Prep time: 15 minutes
Cook time: 2 minutes
Total time: Less than 20 minutes
Yield: 2 to 3 servings as a main course, or 4 to 6 as a starter
1 pound boneless Atlantic salmon, skinned, in one or two pieces
Freshly ground black pepper
1 teaspoon finely minced fresh ginger
1 tablespoon freshly squeezed lime juice
1 tablespoon roasted sesame oil
1 tablespoon soy sauce
2 tablespoons extra virgin olive oil
Half an avocado, cubed
Sprigs of cilantro
1 teaspoon sesame seeds
Pat the salmon fillet dry on both sides with paper towels, then sprinkle it liberally with ground black pepper.
Using the flat blade of a knife, crush the minced ginger to a paste. Add it to a small bowl, along with the lime juice, sesame oil and soy sauce. Beat with a small whisk or a fork to make an amalgam.

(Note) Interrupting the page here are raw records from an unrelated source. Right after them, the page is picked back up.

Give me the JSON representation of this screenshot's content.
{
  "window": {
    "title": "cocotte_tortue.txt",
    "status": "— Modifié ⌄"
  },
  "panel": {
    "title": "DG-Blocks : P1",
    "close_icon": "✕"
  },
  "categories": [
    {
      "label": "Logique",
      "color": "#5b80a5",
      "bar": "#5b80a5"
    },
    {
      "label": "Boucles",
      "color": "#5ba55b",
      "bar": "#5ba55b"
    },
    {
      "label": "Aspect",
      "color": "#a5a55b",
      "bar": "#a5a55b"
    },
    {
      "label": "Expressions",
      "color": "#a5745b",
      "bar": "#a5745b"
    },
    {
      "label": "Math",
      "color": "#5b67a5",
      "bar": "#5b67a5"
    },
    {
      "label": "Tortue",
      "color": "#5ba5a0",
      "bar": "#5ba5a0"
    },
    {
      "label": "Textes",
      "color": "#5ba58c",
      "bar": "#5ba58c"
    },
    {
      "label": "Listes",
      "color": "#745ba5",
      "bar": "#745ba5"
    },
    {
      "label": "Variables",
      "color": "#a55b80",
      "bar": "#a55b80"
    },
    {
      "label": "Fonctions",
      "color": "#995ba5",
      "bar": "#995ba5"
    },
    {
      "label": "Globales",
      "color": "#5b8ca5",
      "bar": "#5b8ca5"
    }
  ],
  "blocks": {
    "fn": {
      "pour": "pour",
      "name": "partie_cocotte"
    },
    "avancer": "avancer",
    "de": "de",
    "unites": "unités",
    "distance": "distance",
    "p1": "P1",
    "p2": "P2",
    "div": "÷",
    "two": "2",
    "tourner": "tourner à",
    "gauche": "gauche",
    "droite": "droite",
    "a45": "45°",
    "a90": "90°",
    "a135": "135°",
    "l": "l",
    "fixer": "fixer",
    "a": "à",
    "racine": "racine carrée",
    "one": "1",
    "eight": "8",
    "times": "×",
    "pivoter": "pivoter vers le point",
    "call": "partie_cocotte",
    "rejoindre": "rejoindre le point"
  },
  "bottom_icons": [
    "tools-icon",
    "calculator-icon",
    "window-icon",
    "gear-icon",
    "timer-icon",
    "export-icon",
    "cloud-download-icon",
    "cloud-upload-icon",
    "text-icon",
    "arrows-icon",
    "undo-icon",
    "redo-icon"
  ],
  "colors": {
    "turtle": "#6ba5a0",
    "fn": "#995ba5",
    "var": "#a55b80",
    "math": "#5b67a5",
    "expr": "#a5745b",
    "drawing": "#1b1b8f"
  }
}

Set a heavy duty skillet on the stove over medium-high heat and heat it until it is very hot. Have the salmon ready, but first add the olive oil, roll it around the skillet to cover completely, then immediately add the salmon fillet. The oil may start to smoke before you add the salmon, but not to worry. The hotter the oil, the less likely it is the salmon will stick to the pan.
Sear the salmon for about 45 seconds, then carefully turn it over and sear the other side, searing again for 45 seconds. It should be browning on the outside but still quite raw in the middle.
Remove the salmon to a plate and set aside to cool down. If you try to cut the salmon when it's very hot, it will fall apart.
When the salmon is sufficiently cool, cut it in bite-size cubes and arrange on plates. Whisk up the dressing again and spoon it over the salmon cubes. Garnish with avocado, cilantro and sesame seeds and serve.
Note: It's important to heat the skillet to very hot before adding the oil and then, immediately after, the salmon; if the skillet is not hot, the salmon will stick to the pan.